No Nuclear News, or NNN, was a cooperative clipping service that members of the Boston chapter of the anti-nuclear Clamshell Alliance ran between 1977 and 1985—for more than seven years. With subscribers from across the United States and around the world, we produced a monthly newspaper with updates on all aspects of nuclear power and weapons: the global grassroots opposition; accidents and cover-ups; the health effects of ionizing radiation; the different stages of the nuclear fuel cycle (mining, milling, enrichment and reprocessing, reactor operation, decommissioning, and waste disposal—or lack thereof); the economics of nuclear power production; security implications; industry campaigns; and government regulation. Besides the regular monthly issue we also produced periodic special issues, all completely self-supported by sales and subscriptions.

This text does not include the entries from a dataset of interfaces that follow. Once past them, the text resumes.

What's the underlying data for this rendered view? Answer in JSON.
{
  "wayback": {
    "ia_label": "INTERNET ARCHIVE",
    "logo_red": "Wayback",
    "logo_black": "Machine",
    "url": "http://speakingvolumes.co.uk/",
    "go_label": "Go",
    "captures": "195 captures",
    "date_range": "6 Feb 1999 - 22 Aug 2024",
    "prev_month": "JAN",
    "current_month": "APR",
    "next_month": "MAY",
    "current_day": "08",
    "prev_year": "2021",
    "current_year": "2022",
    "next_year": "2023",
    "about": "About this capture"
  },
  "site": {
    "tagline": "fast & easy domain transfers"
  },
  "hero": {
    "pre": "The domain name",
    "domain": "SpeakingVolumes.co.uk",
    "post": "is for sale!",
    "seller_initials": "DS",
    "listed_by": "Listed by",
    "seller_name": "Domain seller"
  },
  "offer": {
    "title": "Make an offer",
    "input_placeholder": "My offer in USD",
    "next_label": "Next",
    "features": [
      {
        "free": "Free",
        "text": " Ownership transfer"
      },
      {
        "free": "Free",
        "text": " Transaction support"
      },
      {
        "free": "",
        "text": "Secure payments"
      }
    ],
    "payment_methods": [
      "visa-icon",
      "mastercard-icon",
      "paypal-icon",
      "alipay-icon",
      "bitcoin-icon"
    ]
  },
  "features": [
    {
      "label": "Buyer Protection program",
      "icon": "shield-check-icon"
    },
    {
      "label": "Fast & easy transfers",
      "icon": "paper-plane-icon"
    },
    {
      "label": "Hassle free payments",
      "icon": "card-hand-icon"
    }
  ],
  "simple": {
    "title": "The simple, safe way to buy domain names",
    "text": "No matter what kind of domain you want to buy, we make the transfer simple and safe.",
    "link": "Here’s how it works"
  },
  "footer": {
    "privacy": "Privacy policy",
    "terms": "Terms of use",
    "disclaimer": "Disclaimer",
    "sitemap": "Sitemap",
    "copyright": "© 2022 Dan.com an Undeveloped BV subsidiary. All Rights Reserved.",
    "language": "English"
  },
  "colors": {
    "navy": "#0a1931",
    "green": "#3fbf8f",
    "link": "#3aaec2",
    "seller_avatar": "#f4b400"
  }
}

One of the most exhilarating aspects of the project was its cooperative nature. In exchange for a free subscription, people committed themselves to clipping relevant articles regularly from their own major newspaper(s) or sending us their organization’s newsletter. This was in the days before the Internet, when the big city dailies were thriving. We came to know and love the independent reporting in papers like The Los Angeles Times, The Chicago Tribune, The St. Louis Post-Dispatch. We looked forward to receiving each new issue of Akwesasne Notes from the Mohawk Nation and the latest newsletter from California’s Abalone Alliance or Oregon’s Trojan Decommissioning Alliance.
Of course, all these publications were produced in hard copy only. Layout was a monthly late-night party when we cut-and-pasted, breathed the fumes of rubber cement, rolled the backs of the clippings with an electric waxer, and burned the midnight oil in our spacious industrial premises in Boston’s South End, to the accompaniment of loud punk, ska, reggae, and rock music. At first we photocopied the issues, also late at night, courtesy of a friend who operated the copy machines at a local company. Later, as our operation grew, we had the issues printed on newsprint, with higher-quality covers and centerfolds. After layout and printing came the laborious process of mailing. With the exception of the international subscriptions which we sent out by air mail to Japan, Germany, and Australia, among other countries, we shipped each issue by bulk mail, pre-sorting and bundling them by zipcode.
Besides the clipping, sorting, and layout, there was the more creative work of writing the editorials and producing the artwork. Every issue had a centerfold of cartoons, many of which were original. During our subscription drives we created special NNN giveaways—postcards and other special offers, such as perforated sheets of color-printed stamps, each one with a different nuclear weapons system on it, or fluorescent green-and-yellow bumper stickers bearing the slogan, “Uranium Kills in the Mines and the Mills.”
Our subject matter was grim, but our camaraderie sustained us. How, otherwise, could we have continued to produce NNN continuously for seven years, without missing a single issue, without a penny of outside funding, entirely on a volunteer basis? Most of us were in our twenties, and as the Reagan era dragged on into the eighties, the vibrant antinuclear movement of the seventies began to flag, we began to get full-time jobs, start cooperative businesses, enrol in graduate school, buy houses, have children, and—after seven long years of running at fever-pitch—burn out.
I remember the very last issue of No Nuclear News, a special issue on toxic wastes, which we had always included in our scope, but not to the extent that we focused on nuclear matters. It was December 2nd, 1984 and the issue had just been printed. As were preparing to mail it, Bhopal happened—the catastrophic release of methyl isocyanate gas at the Union Carbide pesticide facility in Bhopal, India that still remains the worst industrial disaster involving toxic chemicals. We didn’t know what to do; we had to get the special issue out, but we couldn’t mail it without some acknowledgment of what had happened, what was happening (what, in fact, is still happening, as tens of thousands of victims and survivors continue to suffer and have yet to receive justice). Eventually we made up a rubber stamp naming Union Carbide and registering the number of known deaths to date, and stamped the cover of each issue with it. I don’t remember much after this because I was expecting a baby any day, and he was born less than three weeks later. No Nuclear News, which had been such an important part of my life for the past seven years, rapidly became a memory, as there was now another precious something—or someone—keeping me up nights.
Before we shipped our last issue of NNN, we decided to create something to commemorate it. We produced an elegant black-and-white poster featuring a photograph of a brick wall with a shadowy figure crouching beside it, sporting a gas mask. Then, with a variety of handmade stencils, we custom spray-painted each poster, graffiti-like, with different slogans and symbols.
The former members of NNN still have a special bond, no matter how infrequently we see each other these days. Just recently, when Andrew and I met with one of our founding members, she reflected that it might be time to revive No Nuclear News. Our children are now older than we were then and the tools and technology for global information dissemination are altogether different, but the danger is as real, and the need to cooperate and communicate across national lines is as urgent as ever. Any takers?